Miskatonic University
College Street
Garrison Street
Parsonage Street
Eastern attic room
Pickman Street
Mazurewicz room
Ellwood room

Southeast Pickman Street at Parsonage Street.

"Nor was any spot in that city more steeped in macabre memory than the gable room which harboured him--for it was this house and this room which had likewise harboured old Keziah Mason..."

"He knew his room was in the old Witch-House--that, indeed, was why he had taken it."

"Gilman believed strange things about Keziah, and had felt a queer thrill on learning that her dwelling was still standing after more than two hundred and thirty-five years.
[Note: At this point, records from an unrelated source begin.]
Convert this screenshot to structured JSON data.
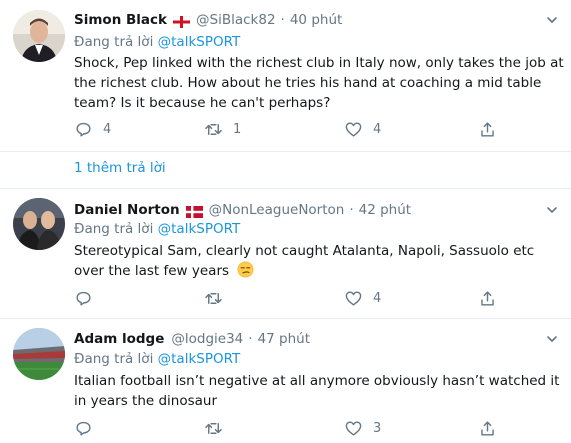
{
  "tweets": [
    {
      "name": "Simon Black",
      "handle": "@SiBlack82",
      "time": "40 phút",
      "reply_prefix": "Đang trả lời",
      "reply_to": "@talkSPORT",
      "text": "Shock, Pep linked with the richest club in Italy now, only takes the job at the richest club. How about he tries his hand at coaching a mid table team? Is it because he can't perhaps?",
      "replies": "4",
      "retweets": "1",
      "likes": "4",
      "flag": "england-flag-icon"
    },
    {
      "name": "Daniel Norton",
      "handle": "@NonLeagueNorton",
      "time": "42 phút",
      "reply_prefix": "Đang trả lời",
      "reply_to": "@talkSPORT",
      "text": "Stereotypical Sam, clearly not caught Atalanta, Napoli, Sassuolo etc over the last few years",
      "replies": "",
      "retweets": "",
      "likes": "4",
      "flag": "denmark-flag-icon"
    },
    {
      "name": "Adam lodge",
      "handle": "@lodgie34",
      "time": "47 phút",
      "reply_prefix": "Đang trả lời",
      "reply_to": "@talkSPORT",
      "text": "Italian football isn’t negative at all anymore obviously hasn’t watched it in years the dinosaur",
      "replies": "",
      "retweets": "",
      "likes": "3"
    }
  ],
  "show_more": "1 thêm trả lời",
  "colors": {
    "accent": "#1b95e0",
    "muted": "#657786",
    "text": "#14171a",
    "border": "#e6ecf0"
  }
}
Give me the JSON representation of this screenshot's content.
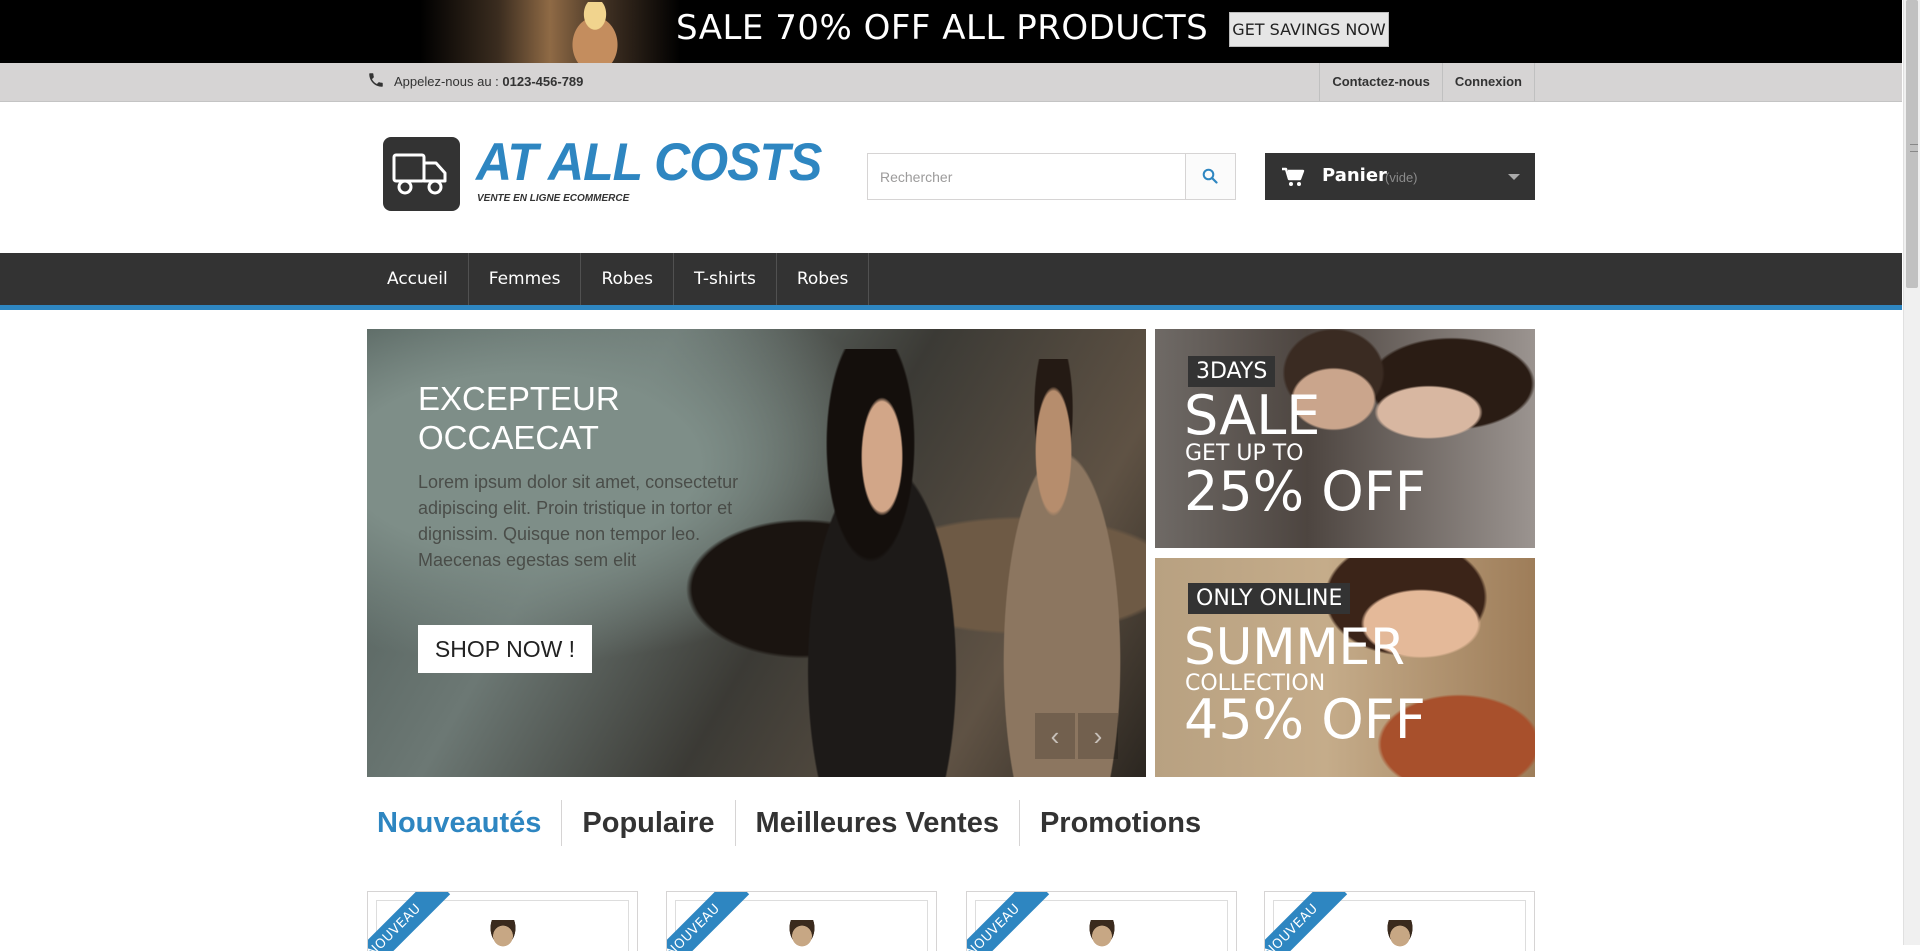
{
  "promo": {
    "headline": "SALE 70% OFF ALL PRODUCTS",
    "button": "GET SAVINGS NOW"
  },
  "contact_bar": {
    "call_label": "Appelez-nous au :",
    "phone": "0123-456-789",
    "links": [
      "Contactez-nous",
      "Connexion"
    ]
  },
  "header": {
    "logo_text": "AT ALL COSTS",
    "logo_tagline": "VENTE EN LIGNE ECOMMERCE",
    "search_placeholder": "Rechercher",
    "cart_label": "Panier",
    "cart_status": "(vide)"
  },
  "menu": {
    "items": [
      "Accueil",
      "Femmes",
      "Robes",
      "T-shirts",
      "Robes"
    ]
  },
  "slider": {
    "title": "EXCEPTEUR OCCAECAT",
    "text": "Lorem ipsum dolor sit amet, consectetur adipiscing elit. Proin tristique in tortor et dignissim. Quisque non tempor leo. Maecenas egestas sem elit",
    "button": "SHOP NOW !",
    "prev": "‹",
    "next": "›"
  },
  "banners": [
    {
      "tag": "3DAYS",
      "main": "SALE",
      "sub": "GET UP TO",
      "pct": "25% OFF"
    },
    {
      "tag": "ONLY ONLINE",
      "main": "SUMMER",
      "sub": "COLLECTION",
      "pct": "45% OFF"
    }
  ],
  "tabs": [
    "Nouveautés",
    "Populaire",
    "Meilleures Ventes",
    "Promotions"
  ],
  "products": {
    "ribbon": "NOUVEAU"
  },
  "colors": {
    "accent": "#2e86c1",
    "dark": "#333333",
    "bar_gray": "#d6d4d4"
  }
}
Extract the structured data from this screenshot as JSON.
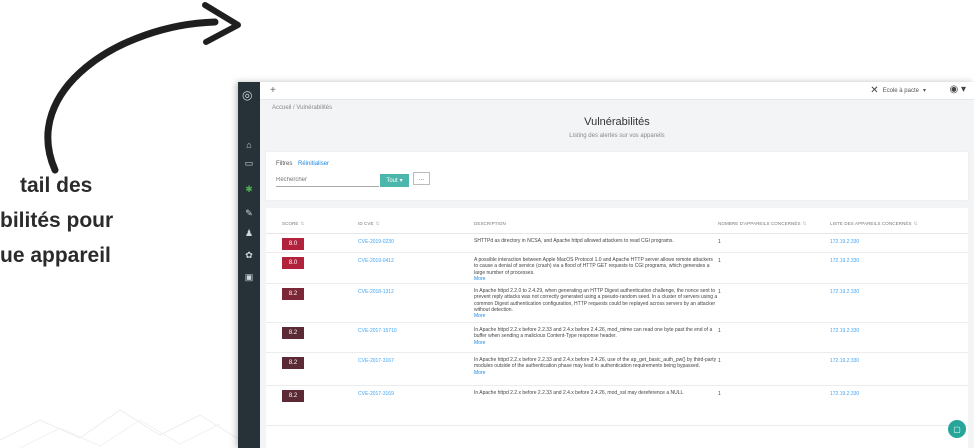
{
  "promo": {
    "line1": "tail des",
    "line2": "bilités pour",
    "line3": "ue appareil"
  },
  "topbar": {
    "add_label": "+",
    "org_name": "Ecole à pacte",
    "user_icon": "user-circle-icon"
  },
  "breadcrumb": "Accueil / Vulnérabilités",
  "page": {
    "title": "Vulnérabilités",
    "subtitle": "Listing des alertes sur vos appareils"
  },
  "filters": {
    "label": "Filtres",
    "reset": "Réinitialiser",
    "search_placeholder": "Rechercher",
    "select_value": "Tout",
    "extra_button": "..."
  },
  "table": {
    "headers": [
      "SCORE",
      "ID CVE",
      "DESCRIPTION",
      "NOMBRE D'APPAREILS CONCERNÉS",
      "LISTE DES APPAREILS CONCERNÉS"
    ],
    "more_label": "More",
    "rows": [
      {
        "score": "8.0",
        "color": "#b3223c",
        "cve": "CVE-2019-0230",
        "desc": "SHTTPd as directory in NCSA, and Apache httpd allowed attackers to read CGI programs.",
        "more": false,
        "count": "1",
        "ips": "172.19.2.330"
      },
      {
        "score": "8.0",
        "color": "#b3223c",
        "cve": "CVE-2019-0412",
        "desc": "A possible interaction between Apple MacOS Protocol 1.0 and Apache HTTP server allows remote attackers to cause a denial of service (crash) via a flood of HTTP GET requests to CGI programs, which generates a large number of processes.",
        "more": true,
        "count": "1",
        "ips": "172.19.2.330"
      },
      {
        "score": "8.2",
        "color": "#7b2737",
        "cve": "CVE-2018-1312",
        "desc": "In Apache httpd 2.2.0 to 2.4.29, when generating an HTTP Digest authentication challenge, the nonce sent to prevent reply attacks was not correctly generated using a pseudo-random seed. In a cluster of servers using a common Digest authentication configuration, HTTP requests could be replayed across servers by an attacker without detection.",
        "more": true,
        "count": "1",
        "ips": "172.19.2.330"
      },
      {
        "score": "8.2",
        "color": "#5b2a35",
        "cve": "CVE-2017-15710",
        "desc": "In Apache httpd 2.2.x before 2.2.33 and 2.4.x before 2.4.26, mod_mime can read one byte past the end of a buffer when sending a malicious Content-Type response header.",
        "more": true,
        "count": "1",
        "ips": "172.19.2.330"
      },
      {
        "score": "8.2",
        "color": "#5b2a35",
        "cve": "CVE-2017-3167",
        "desc": "In Apache httpd 2.2.x before 2.2.33 and 2.4.x before 2.4.26, use of the ap_get_basic_auth_pw() by third-party modules outside of the authentication phase may lead to authentication requirements being bypassed.",
        "more": true,
        "count": "1",
        "ips": "172.19.2.330"
      },
      {
        "score": "8.2",
        "color": "#5b2a35",
        "cve": "CVE-2017-3169",
        "desc": "In Apache httpd 2.2.x before 2.2.33 and 2.4.x before 2.4.26, mod_ssl may dereference a NULL",
        "more": false,
        "count": "1",
        "ips": "172.19.2.330"
      }
    ]
  },
  "sidebar": {
    "icons": [
      "home-icon",
      "devices-icon",
      "bug-icon",
      "tools-icon",
      "users-icon",
      "settings-icon",
      "gift-icon"
    ]
  },
  "colors": {
    "sidebar": "#263238",
    "accent": "#4db6ac",
    "link": "#42a5f5"
  }
}
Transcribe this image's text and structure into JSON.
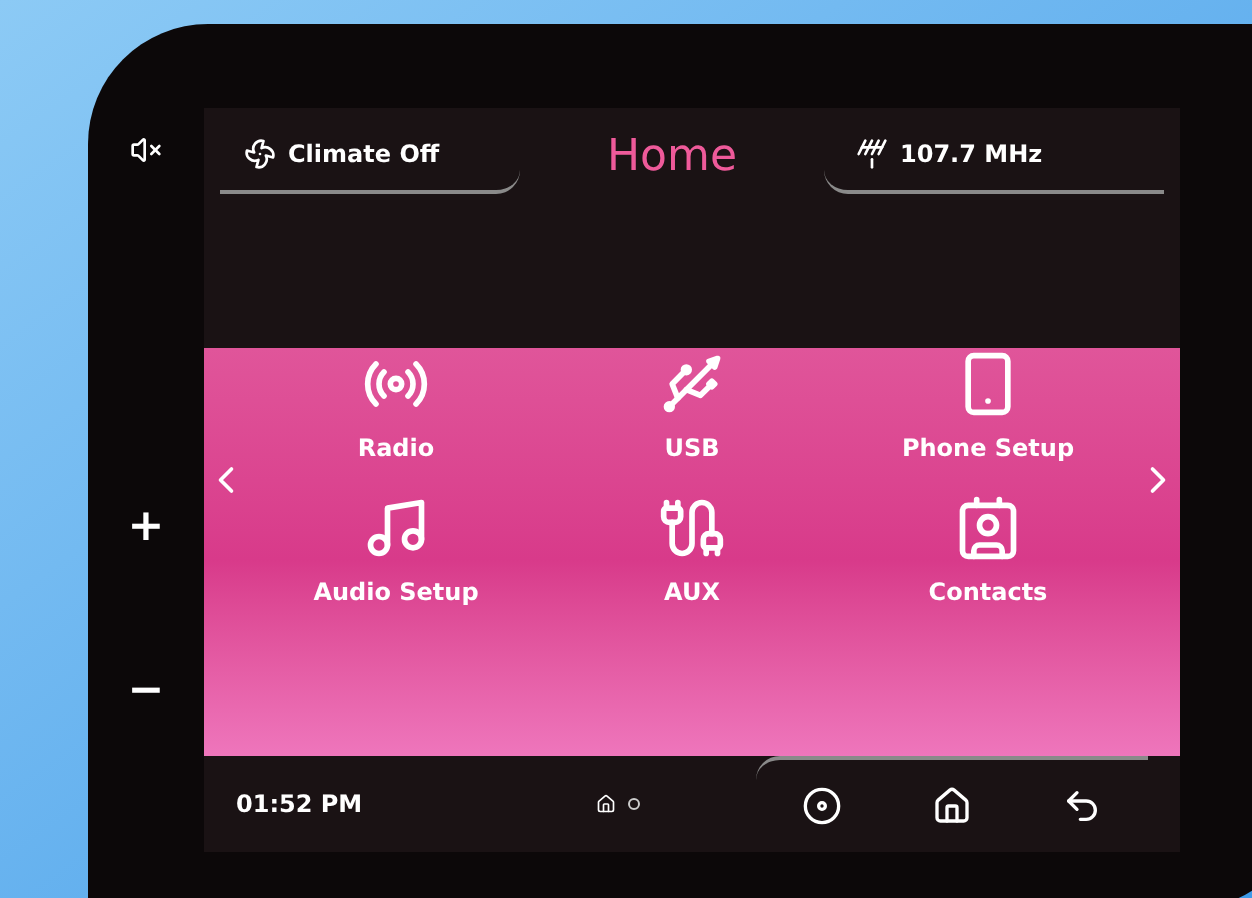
{
  "header": {
    "climate": "Climate Off",
    "title": "Home",
    "radio": "107.7 MHz"
  },
  "apps": [
    {
      "label": "Radio",
      "kind": "radio"
    },
    {
      "label": "USB",
      "kind": "usb"
    },
    {
      "label": "Phone Setup",
      "kind": "phone"
    },
    {
      "label": "Audio Setup",
      "kind": "audio"
    },
    {
      "label": "AUX",
      "kind": "aux"
    },
    {
      "label": "Contacts",
      "kind": "contacts"
    }
  ],
  "pages": [
    {
      "kind": "home",
      "selected": true
    },
    {
      "kind": "dot",
      "selected": false
    }
  ],
  "bezel": {
    "plus": "+",
    "minus": "−"
  },
  "footer": {
    "time": "01:52 PM"
  }
}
When he heard the hushed Arkham whispers about Keziah's persistent presence in the old house and the narrow streets, about the irregular human tooth-marks left on certain sleepers in that and other houses, about the childish cries heard near May-Eve, and Hallowmass, about the stench often noted in the old house's attic just after those dreaded seasons, and about the small, furry, sharp-toothed thing which haunted the mouldering structure and the town and nuzzled people curiously in the black hours before dawn, he resolved to live in the place at any cost. A room was easy to secure, for the house was unpopular, hard to rent, and long given over to cheap lodgings. Gilman could not have told what he expected to find there, but he knew he wanted to be in the building where some circumstance had more or less suddenly given a mediocre old woman of the Seventeenth Century an insight into mathematical depths perhaps beyond the utmost modern delvings of Planck, Heisenberg, Einstein, and de Sitter."

"That the influence of the old house was unwholesome he could not deny, but traces of his early morbid interest still held him there."

"At night the subtle stirring of the black city outside, the sinister scurrying of rats in the wormy partitions, and the creaking of hidden timbers in the centuried house, were enough to give him a sense of strident pandemonium. The darkness always teemed with unexplained sound--and yet he sometimes shook with fear lest the noises he heard should subside and allow him to hear certain other fainter noises which he suspected were lurking behind them."

"The house was never rented again. As soon as Dombrowski left it the pall of its final desolation began to descend, for people shunned it both on account of its old reputation and because of the new foetid odour. Perhaps the ex-landlord's rat-poison had worked after all, for not long after his departure the place became a neighbourhood nuisance. Health officials traced the smell to the closed spaces above and beside the eastern garret room, and agreed that the number of dead rats must be enormous. They decided, however, that it was not worth their while to hew open and disinfect the long-sealed spaces; for the foetor would soon be over, and the locality was not one which encouraged fastidious standards. Indeed, there were always vague local tales of unexplained stenches upstairs in the Witch-House just after May-Eve and Hallowmass. The neighbours acquiesced in the inertia--but the foetor none the less formed an additional count against the place. Toward the last the house was condemned as a habitation by the building inspector."

"In March, 1931, a gale wrecked the roof and great chimney of the vacant Witch-House, so that a chaos of crumbling bricks, blackened, moss-grown shingles, and rotting planks and timbers crashed down into the loft and broke through the floor beneath. The whole attic storey was choked with debris from above, but no one took the trouble to touch the mess before the inevitable razing of the decrepit structure. That ultimate step came in the following December, and it was when Gilman's old room was cleared out by reluctant, apprehensive workmen that the gossip began." -- Dreams in the Witch House